## [Task goal]
Write down every entry below once more, exactly.

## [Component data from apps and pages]
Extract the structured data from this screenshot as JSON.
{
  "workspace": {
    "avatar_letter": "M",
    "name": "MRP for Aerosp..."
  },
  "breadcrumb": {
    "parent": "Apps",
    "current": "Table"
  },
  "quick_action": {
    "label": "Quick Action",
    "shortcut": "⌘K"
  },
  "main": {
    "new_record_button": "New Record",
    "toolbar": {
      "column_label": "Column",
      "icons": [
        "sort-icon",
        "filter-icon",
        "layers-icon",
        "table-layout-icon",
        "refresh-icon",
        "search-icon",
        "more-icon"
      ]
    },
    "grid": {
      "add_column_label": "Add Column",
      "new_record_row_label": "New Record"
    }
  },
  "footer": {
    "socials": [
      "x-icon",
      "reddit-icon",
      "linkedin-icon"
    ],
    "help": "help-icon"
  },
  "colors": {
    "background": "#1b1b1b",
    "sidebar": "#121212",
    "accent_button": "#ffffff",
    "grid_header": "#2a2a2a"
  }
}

## [Written answer]
Extract the structured data from this screenshot as JSON.
{
  "workspace": {
    "avatar_letter": "M",
    "name": "MRP for Aerosp..."
  },
  "breadcrumb": {
    "parent": "Apps",
    "current": "Table"
  },
  "quick_action": {
    "label": "Quick Action",
    "shortcut": "⌘K"
  },
  "main": {
    "new_record_button": "New Record",
    "toolbar": {
      "column_label": "Column",
      "icons": [
        "sort-icon",
        "filter-icon",
        "layers-icon",
        "table-layout-icon",
        "refresh-icon",
        "search-icon",
        "more-icon"
      ]
    },
    "grid": {
      "add_column_label": "Add Column",
      "new_record_row_label": "New Record"
    }
  },
  "footer": {
    "socials": [
      "x-icon",
      "reddit-icon",
      "linkedin-icon"
    ],
    "help": "help-icon"
  },
  "colors": {
    "background": "#1b1b1b",
    "sidebar": "#121212",
    "accent_button": "#ffffff",
    "grid_header": "#2a2a2a"
  }
}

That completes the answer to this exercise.